>>>
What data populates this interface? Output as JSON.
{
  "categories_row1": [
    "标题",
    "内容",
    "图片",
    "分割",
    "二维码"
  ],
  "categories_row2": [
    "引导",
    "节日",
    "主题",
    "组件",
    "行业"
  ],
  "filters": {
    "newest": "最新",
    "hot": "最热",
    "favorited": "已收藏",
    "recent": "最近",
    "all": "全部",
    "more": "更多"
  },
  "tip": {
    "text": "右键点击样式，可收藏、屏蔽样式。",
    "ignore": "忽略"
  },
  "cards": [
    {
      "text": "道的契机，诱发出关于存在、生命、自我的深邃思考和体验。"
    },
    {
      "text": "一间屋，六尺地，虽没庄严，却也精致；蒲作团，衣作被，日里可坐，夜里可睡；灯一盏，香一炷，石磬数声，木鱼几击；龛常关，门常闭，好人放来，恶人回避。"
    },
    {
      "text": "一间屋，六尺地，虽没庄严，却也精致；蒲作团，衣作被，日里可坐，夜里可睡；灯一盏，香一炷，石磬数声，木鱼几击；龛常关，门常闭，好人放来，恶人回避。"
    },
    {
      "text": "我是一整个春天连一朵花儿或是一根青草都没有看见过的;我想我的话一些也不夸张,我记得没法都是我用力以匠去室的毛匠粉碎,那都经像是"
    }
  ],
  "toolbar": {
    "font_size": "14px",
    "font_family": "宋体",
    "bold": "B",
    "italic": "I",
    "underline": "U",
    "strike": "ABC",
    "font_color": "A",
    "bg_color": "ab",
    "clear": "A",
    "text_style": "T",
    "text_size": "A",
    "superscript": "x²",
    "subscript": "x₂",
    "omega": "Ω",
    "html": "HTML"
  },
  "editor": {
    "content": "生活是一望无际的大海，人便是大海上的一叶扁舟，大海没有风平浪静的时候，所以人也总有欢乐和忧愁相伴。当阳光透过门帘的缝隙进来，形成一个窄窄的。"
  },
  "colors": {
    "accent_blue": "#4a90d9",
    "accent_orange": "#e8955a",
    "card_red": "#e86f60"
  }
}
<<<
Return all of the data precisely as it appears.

» **Response to the exercise**:
What data populates this interface? Output as JSON.
{
  "categories_row1": [
    "标题",
    "内容",
    "图片",
    "分割",
    "二维码"
  ],
  "categories_row2": [
    "引导",
    "节日",
    "主题",
    "组件",
    "行业"
  ],
  "filters": {
    "newest": "最新",
    "hot": "最热",
    "favorited": "已收藏",
    "recent": "最近",
    "all": "全部",
    "more": "更多"
  },
  "tip": {
    "text": "右键点击样式，可收藏、屏蔽样式。",
    "ignore": "忽略"
  },
  "cards": [
    {
      "text": "道的契机，诱发出关于存在、生命、自我的深邃思考和体验。"
    },
    {
      "text": "一间屋，六尺地，虽没庄严，却也精致；蒲作团，衣作被，日里可坐，夜里可睡；灯一盏，香一炷，石磬数声，木鱼几击；龛常关，门常闭，好人放来，恶人回避。"
    },
    {
      "text": "一间屋，六尺地，虽没庄严，却也精致；蒲作团，衣作被，日里可坐，夜里可睡；灯一盏，香一炷，石磬数声，木鱼几击；龛常关，门常闭，好人放来，恶人回避。"
    },
    {
      "text": "我是一整个春天连一朵花儿或是一根青草都没有看见过的;我想我的话一些也不夸张,我记得没法都是我用力以匠去室的毛匠粉碎,那都经像是"
    }
  ],
  "toolbar": {
    "font_size": "14px",
    "font_family": "宋体",
    "bold": "B",
    "italic": "I",
    "underline": "U",
    "strike": "ABC",
    "font_color": "A",
    "bg_color": "ab",
    "clear": "A",
    "text_style": "T",
    "text_size": "A",
    "superscript": "x²",
    "subscript": "x₂",
    "omega": "Ω",
    "html": "HTML"
  },
  "editor": {
    "content": "生活是一望无际的大海，人便是大海上的一叶扁舟，大海没有风平浪静的时候，所以人也总有欢乐和忧愁相伴。当阳光透过门帘的缝隙进来，形成一个窄窄的。"
  },
  "colors": {
    "accent_blue": "#4a90d9",
    "accent_orange": "#e8955a",
    "card_red": "#e86f60"
  }
}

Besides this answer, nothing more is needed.